It’s still a long way away, but I know that preparing to run a marathon requires as much mental training as physical. And a lot of that mental training should include some positive reinforcement. But then again, my goal right now is just to finish a marathon, so I have a bit to go in that category. Hopefully I can use all my previous experiences and channel that into a confidence-boost that should get me to the finish line in a time that I can claim with pride.
So many miles
Those days are gone
You’re still alive!
And after so,
So many miles!
- Sarah Slean, “So Many Miles”
The first line of that chorus (above) rang in my ears through most of the run.
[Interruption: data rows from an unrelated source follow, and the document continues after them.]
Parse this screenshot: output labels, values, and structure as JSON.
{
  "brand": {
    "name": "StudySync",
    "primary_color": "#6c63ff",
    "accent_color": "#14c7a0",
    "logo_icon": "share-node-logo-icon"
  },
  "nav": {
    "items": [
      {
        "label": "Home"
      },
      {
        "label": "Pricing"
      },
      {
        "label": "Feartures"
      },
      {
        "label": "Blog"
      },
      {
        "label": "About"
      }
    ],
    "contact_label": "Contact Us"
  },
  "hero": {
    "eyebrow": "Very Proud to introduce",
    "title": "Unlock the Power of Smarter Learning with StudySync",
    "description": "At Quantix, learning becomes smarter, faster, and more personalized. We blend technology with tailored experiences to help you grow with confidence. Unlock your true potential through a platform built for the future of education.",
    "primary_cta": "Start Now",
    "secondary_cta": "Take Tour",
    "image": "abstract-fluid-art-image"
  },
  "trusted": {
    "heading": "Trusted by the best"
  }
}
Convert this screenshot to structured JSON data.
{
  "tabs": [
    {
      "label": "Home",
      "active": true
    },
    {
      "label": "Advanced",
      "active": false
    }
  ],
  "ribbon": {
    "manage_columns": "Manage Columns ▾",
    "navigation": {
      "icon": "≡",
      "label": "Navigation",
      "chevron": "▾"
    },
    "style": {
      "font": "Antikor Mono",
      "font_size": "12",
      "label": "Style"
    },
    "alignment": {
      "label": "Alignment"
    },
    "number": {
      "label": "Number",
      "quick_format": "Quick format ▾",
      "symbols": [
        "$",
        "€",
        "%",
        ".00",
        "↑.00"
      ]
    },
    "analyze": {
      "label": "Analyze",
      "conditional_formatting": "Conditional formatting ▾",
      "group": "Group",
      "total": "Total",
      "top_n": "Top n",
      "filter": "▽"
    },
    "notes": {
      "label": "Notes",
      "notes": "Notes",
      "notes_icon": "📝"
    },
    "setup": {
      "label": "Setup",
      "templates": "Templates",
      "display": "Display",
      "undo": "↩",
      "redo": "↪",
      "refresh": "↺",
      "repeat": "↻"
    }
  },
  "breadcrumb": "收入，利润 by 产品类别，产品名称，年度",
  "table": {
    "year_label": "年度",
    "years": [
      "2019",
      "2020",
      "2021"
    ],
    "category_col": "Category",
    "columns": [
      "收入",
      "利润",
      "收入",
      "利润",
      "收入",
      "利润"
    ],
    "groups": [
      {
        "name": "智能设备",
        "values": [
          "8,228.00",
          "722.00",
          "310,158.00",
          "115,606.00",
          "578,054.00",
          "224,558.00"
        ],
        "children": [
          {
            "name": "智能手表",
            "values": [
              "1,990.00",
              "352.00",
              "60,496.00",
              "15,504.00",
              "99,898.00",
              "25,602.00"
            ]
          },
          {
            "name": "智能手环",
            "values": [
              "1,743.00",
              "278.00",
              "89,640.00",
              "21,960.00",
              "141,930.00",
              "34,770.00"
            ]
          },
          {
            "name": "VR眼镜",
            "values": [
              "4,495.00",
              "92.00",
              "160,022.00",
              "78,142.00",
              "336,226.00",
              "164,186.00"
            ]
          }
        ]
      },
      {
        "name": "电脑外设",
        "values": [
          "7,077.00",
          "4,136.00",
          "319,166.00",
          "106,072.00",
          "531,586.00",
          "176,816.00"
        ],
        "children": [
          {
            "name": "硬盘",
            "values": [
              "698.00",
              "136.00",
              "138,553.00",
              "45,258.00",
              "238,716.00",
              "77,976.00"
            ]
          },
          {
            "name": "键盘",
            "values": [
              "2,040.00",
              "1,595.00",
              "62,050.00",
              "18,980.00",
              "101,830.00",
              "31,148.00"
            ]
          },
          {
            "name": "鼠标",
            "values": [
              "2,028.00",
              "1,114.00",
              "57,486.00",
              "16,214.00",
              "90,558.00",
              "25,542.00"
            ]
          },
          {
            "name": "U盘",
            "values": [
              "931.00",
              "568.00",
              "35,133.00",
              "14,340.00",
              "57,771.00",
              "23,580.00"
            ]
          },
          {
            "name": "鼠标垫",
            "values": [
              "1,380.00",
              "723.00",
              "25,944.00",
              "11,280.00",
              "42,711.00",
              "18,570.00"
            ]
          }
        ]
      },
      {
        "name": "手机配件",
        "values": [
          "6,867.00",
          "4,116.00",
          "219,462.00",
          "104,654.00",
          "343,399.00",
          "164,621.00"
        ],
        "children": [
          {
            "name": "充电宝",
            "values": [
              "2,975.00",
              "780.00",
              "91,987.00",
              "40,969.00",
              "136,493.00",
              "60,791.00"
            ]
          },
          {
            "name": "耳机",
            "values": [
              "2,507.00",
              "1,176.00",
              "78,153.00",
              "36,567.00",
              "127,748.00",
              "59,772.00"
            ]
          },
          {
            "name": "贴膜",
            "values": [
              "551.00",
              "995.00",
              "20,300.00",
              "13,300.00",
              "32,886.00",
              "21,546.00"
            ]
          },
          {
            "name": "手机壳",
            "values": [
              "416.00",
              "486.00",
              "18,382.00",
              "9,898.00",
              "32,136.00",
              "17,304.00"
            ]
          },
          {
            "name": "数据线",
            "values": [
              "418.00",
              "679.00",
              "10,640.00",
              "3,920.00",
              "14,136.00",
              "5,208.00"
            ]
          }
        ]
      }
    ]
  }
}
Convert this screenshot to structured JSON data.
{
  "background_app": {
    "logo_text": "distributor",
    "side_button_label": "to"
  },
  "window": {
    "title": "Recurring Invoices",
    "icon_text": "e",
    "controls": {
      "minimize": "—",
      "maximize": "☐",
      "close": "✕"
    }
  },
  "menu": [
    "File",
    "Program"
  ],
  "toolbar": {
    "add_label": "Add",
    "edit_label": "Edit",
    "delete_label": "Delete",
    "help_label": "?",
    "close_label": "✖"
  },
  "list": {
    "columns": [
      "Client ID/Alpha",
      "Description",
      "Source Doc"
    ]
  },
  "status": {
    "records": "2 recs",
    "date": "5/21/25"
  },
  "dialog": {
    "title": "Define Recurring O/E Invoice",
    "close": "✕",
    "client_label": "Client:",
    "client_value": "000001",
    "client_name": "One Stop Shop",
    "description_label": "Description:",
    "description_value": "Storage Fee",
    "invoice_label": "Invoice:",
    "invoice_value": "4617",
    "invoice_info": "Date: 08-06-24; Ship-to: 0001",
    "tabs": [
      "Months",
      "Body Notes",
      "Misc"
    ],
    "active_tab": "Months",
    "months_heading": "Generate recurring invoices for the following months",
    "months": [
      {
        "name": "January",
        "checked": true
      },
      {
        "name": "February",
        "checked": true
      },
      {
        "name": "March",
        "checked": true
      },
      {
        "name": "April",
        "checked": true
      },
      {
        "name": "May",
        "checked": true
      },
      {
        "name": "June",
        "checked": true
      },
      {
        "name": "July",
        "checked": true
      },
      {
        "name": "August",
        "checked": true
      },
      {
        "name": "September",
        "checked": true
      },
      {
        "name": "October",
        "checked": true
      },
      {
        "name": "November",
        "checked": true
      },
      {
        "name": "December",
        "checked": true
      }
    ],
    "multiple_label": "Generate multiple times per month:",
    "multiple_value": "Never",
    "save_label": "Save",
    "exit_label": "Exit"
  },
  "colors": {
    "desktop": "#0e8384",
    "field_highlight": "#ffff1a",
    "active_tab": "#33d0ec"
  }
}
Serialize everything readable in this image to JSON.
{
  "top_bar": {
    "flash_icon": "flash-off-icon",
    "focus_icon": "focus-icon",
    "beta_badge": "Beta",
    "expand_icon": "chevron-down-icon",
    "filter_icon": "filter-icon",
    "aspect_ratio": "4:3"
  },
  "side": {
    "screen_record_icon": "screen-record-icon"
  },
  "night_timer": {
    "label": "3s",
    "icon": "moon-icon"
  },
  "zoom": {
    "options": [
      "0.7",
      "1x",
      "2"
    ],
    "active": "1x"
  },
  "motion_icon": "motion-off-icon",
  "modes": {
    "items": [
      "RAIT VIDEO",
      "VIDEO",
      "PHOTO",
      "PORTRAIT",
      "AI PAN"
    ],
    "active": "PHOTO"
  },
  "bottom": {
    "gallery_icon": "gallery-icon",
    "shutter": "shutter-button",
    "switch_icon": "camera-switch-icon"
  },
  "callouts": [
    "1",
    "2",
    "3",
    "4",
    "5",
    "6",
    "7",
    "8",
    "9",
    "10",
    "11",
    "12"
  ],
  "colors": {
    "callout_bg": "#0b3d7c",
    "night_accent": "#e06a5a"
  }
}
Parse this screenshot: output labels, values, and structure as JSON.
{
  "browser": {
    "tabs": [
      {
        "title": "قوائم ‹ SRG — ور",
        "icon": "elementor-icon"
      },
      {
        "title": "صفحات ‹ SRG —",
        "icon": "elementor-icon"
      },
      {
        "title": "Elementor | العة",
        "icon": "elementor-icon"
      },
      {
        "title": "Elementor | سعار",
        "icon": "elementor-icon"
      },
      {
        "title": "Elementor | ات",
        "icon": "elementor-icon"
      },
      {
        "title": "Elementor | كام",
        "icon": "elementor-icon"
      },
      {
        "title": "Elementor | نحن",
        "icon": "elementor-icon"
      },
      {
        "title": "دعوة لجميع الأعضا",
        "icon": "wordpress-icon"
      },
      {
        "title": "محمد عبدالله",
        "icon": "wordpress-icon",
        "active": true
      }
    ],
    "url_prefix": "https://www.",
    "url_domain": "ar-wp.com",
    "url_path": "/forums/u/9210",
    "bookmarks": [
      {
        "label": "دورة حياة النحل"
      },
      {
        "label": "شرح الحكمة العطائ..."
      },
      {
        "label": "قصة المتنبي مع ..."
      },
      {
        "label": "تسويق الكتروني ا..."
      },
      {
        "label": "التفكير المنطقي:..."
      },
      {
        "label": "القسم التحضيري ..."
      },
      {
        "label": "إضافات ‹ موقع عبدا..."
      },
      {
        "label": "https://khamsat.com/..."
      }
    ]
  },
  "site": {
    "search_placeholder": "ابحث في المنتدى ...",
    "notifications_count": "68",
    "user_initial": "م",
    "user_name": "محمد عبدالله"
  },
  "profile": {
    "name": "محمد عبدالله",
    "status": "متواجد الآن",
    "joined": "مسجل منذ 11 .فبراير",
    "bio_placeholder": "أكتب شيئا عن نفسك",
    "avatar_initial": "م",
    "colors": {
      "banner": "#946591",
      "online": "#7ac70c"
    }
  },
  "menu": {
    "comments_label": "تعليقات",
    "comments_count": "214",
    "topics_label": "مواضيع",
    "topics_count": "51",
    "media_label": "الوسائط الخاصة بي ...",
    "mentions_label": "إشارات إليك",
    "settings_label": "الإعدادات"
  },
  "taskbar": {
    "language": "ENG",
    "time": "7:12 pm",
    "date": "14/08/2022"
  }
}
I looked up the lyrics when I got back, and it just seems so fitting.
16 weeks of training culminated in 21.1 kilometres through Strathcona, downtown, Stanley Park, the West End, and Yaletown. Here’s how the morning unfolded (UPDATE: Link to the route map, in case you wanted to follow along):
- 03:59: My alarm clock wakes me. I crawl out early enough that I didn’t need the backup alarm on my iPhone.
- 05:55: Walk out the door to catch the first bus heading downtown.
- 06:30: Arrive early enough to see off the marathon walkers.
- 06:40: 20 minutes of warm-ups, and I was already starting to sweat.
- 06:55: Officially join the horde at the start line.
- 07:03 (timer starts at 0:00): I cross the start line.
- 7:00 (7 minutes in): I turn on to the viaduct, and the sweat has already started.
- 15:00: The crowd is still thick along Prior Street.
- 21:00: Three runners pause to catch a bird that had something caught in its feet. The passing runners cheer as the bird is allowed to fly freely.
- 25:00, 35:00, 80:00, 110:00: DJs along the route blare out electronica from turntables. There’s nothing better than rave music on a Sunday morning. It did give me a boost, though.
- 40:00: Spectators were cheering a couple of girls wearing bunny ears. I had seen them a few minutes earlier, but at this point I noticed their stuck-on bunny tails.
- 53:00: I started to feel little twinges on my knee. Shouldn’t be enough to slow me down:
- 71:00: Halfway through! Could be on pace for 2 hours, 20 minutes.
- 85:00: Started the punishing push up to Prospect Point.
- 90:00: Still pushing up to Prospect Point.
- 94:00: Passed Prospect Point, but it still looked like we were heading uphill.
- 98:00: Did my usual one-minute walk after 10 minutes of running, which was kind of hard during a downhill.
- 102:00: Passed 15-kilometre mark. I could still make 2h20.
- 120:00: The president of my company (a runner himself) was handing out water in front of English Bay Beach. He had told me that he would be volunteering there, so it was no surprise to me.
- 130:00: The final mile, a crawl up Granville under the bridge.
- 135:00: Still in the middle of Yaletown, but I’ve been pushing since I left Stanley Park.
- 138:30: Made the final turn, with the finish line in sight.
- 09:23 (139:49 by my watch, but it should be close to the chip attached to my shoe): Crossed the finish line, just under the 2h20 I had been on pace to finish.
- 09:45: After de-stretching, I headed inside BC Place for the usual post-race eating fun, but I passed it completely and ended up in the corral on the other side. I went back out and in, but gave up and just passed through the gate for the food.
- 10:20: Left with my baggie full of bagels and fruit and walked back to the bus stop.
Quick analysis: The course had distance markers every 5 km, and my watch calculated the splits from those spots. After averaging about 6:50 after 15 km (or 33-34 minutes for 5 km), I picked up the pace and finished the last 6.1 km in under 38 minutes, which allowed me to make the 2h20 pace from the halfway point.
Training summary: After 16 weeks, and including today’s run, I logged a total of 274.6 km.
What’s next: I don’t know, at least in terms of training for anything. But after the requisite week off, I’ll be back pounding the pavement, trying to go three days a week, with a slightly longer one on Saturday. It would be like the training schedule I just finished.